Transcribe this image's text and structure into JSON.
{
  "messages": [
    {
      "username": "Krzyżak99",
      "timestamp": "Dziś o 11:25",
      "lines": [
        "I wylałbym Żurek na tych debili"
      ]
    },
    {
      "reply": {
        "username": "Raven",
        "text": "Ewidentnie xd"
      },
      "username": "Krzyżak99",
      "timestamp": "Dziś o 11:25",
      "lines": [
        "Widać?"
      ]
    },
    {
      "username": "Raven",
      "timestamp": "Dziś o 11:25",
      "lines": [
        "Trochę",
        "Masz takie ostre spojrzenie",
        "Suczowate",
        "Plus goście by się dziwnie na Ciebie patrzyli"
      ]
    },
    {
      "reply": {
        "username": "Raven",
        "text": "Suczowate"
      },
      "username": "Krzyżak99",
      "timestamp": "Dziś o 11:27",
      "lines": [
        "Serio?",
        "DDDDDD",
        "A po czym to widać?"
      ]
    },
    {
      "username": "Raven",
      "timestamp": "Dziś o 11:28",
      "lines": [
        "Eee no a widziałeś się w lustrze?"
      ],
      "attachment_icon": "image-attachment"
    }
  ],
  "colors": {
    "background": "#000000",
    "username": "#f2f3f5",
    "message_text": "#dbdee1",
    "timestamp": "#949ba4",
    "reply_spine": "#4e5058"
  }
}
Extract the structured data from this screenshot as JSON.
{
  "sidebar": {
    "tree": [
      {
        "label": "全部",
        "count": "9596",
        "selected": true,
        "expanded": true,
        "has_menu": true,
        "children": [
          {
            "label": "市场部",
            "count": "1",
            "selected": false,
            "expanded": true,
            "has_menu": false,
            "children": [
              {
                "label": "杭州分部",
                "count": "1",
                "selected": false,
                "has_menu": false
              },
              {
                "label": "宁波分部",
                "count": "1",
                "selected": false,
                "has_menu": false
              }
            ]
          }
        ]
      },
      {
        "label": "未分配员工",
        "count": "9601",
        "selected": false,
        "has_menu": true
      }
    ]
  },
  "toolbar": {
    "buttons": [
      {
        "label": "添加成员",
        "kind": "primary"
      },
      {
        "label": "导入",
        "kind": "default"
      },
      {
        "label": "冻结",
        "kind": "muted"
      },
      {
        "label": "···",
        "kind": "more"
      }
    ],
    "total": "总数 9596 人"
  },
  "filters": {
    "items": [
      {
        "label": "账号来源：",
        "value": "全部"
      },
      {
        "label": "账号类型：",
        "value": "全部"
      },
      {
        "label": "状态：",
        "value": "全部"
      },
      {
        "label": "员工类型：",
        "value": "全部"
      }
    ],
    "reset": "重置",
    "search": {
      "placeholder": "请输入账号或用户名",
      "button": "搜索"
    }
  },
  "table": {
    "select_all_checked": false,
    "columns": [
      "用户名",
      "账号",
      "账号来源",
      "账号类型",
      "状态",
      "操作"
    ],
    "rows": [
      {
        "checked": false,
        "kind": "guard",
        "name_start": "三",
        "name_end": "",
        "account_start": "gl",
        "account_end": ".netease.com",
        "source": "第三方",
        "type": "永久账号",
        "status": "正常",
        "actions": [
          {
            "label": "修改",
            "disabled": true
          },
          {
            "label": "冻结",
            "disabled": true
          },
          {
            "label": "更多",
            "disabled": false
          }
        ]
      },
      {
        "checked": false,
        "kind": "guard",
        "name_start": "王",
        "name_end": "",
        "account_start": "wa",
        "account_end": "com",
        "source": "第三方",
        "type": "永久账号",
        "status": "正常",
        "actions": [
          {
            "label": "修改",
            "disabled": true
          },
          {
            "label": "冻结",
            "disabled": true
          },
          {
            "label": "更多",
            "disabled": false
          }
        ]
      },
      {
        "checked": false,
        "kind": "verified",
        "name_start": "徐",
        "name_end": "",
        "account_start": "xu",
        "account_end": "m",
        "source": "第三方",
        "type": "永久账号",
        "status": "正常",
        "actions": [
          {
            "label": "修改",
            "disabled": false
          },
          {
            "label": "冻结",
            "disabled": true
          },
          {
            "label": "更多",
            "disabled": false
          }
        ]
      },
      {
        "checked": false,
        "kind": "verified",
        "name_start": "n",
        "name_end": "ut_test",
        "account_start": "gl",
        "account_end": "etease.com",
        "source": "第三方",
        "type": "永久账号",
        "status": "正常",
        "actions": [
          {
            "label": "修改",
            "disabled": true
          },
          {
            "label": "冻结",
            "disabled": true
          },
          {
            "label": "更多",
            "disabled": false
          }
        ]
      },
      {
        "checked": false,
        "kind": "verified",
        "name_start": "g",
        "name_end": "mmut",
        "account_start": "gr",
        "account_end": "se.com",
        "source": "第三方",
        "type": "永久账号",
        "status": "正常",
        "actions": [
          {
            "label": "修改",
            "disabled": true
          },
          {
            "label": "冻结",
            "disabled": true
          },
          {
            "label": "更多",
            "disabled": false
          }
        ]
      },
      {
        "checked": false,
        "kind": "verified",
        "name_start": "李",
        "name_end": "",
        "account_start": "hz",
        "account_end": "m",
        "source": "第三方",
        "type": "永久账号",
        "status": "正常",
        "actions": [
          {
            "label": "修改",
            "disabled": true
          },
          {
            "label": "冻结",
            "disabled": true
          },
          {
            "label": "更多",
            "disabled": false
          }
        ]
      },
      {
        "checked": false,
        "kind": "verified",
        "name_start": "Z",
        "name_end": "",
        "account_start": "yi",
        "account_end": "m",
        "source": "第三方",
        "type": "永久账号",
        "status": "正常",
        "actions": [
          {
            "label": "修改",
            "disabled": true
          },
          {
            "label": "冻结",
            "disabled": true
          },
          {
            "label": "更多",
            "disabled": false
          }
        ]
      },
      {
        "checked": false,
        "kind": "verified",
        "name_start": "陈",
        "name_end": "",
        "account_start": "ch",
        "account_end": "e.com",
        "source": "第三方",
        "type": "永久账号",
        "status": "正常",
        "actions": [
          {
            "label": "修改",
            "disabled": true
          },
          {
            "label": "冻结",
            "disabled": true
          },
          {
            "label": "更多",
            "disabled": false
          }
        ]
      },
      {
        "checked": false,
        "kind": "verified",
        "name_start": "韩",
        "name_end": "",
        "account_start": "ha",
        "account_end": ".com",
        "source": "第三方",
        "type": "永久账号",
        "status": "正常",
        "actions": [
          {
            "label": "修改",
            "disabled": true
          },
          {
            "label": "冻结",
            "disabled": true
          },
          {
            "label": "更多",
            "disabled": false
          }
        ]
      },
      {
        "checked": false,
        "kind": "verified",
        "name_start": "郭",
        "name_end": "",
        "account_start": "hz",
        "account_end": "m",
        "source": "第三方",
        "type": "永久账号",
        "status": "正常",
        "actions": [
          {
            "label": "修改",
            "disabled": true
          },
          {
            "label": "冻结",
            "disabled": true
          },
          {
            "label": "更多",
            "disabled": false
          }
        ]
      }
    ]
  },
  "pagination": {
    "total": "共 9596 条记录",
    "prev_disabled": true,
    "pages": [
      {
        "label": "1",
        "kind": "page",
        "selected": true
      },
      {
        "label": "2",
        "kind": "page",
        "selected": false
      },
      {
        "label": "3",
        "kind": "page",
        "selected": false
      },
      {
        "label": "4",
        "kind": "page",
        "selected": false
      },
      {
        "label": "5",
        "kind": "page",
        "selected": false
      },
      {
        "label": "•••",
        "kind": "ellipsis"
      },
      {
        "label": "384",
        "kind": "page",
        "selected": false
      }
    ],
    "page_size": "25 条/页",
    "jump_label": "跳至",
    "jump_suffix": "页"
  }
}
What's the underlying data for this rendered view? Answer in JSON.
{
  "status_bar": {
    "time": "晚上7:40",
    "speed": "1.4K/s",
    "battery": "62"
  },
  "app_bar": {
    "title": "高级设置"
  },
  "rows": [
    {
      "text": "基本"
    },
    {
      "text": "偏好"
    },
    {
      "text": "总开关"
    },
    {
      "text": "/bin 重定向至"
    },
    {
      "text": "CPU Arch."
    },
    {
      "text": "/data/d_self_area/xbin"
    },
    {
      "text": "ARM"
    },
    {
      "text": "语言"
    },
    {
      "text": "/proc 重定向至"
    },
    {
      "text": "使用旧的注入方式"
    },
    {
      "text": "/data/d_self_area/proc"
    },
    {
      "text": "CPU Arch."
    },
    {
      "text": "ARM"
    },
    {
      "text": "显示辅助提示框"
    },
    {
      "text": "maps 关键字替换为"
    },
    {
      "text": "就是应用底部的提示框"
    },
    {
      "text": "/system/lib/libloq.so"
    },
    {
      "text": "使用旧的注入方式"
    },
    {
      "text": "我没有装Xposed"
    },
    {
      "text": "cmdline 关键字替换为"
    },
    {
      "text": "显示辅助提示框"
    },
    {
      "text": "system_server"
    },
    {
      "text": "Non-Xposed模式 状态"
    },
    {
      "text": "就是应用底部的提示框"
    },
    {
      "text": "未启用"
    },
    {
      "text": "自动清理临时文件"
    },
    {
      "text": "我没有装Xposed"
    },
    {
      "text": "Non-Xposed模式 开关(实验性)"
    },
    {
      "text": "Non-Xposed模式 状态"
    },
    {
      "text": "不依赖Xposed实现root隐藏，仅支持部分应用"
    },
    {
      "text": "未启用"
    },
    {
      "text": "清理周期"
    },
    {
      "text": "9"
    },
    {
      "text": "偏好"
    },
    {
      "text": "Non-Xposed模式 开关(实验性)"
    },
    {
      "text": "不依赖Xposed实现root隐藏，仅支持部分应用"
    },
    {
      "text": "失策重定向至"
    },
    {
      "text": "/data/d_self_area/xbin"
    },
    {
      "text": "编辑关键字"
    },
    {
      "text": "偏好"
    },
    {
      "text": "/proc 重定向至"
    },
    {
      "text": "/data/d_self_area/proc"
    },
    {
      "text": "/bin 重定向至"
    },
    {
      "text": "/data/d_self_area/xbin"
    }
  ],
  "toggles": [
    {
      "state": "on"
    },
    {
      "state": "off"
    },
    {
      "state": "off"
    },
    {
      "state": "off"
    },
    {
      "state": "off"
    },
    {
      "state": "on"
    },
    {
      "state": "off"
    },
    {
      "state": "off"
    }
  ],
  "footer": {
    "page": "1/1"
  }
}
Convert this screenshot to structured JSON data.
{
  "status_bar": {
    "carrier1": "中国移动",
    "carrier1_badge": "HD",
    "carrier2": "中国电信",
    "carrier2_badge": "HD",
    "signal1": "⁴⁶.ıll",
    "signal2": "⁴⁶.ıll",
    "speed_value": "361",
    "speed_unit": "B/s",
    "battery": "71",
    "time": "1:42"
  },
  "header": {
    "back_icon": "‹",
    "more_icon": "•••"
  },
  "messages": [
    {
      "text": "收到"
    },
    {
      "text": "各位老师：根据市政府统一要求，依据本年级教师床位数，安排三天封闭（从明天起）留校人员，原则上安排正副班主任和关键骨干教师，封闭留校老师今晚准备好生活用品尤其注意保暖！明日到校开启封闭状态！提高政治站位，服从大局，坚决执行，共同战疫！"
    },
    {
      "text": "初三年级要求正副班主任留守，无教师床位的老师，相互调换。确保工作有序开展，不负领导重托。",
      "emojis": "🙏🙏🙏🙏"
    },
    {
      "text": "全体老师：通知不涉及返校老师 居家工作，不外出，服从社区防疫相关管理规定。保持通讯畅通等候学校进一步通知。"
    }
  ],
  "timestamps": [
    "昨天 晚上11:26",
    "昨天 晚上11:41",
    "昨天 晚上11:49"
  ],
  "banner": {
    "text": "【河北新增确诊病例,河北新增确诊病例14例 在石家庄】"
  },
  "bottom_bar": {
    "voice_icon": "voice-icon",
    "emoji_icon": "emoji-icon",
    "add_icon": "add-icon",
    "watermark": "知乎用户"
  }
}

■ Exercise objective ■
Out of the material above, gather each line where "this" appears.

■ Solution ■
Transcribe this image's text and structure into JSON.
Extract the structured data from this screenshot as JSON.
What's the underlying data for this rendered view? Answer in JSON.
Convert this screenshot to structured JSON data.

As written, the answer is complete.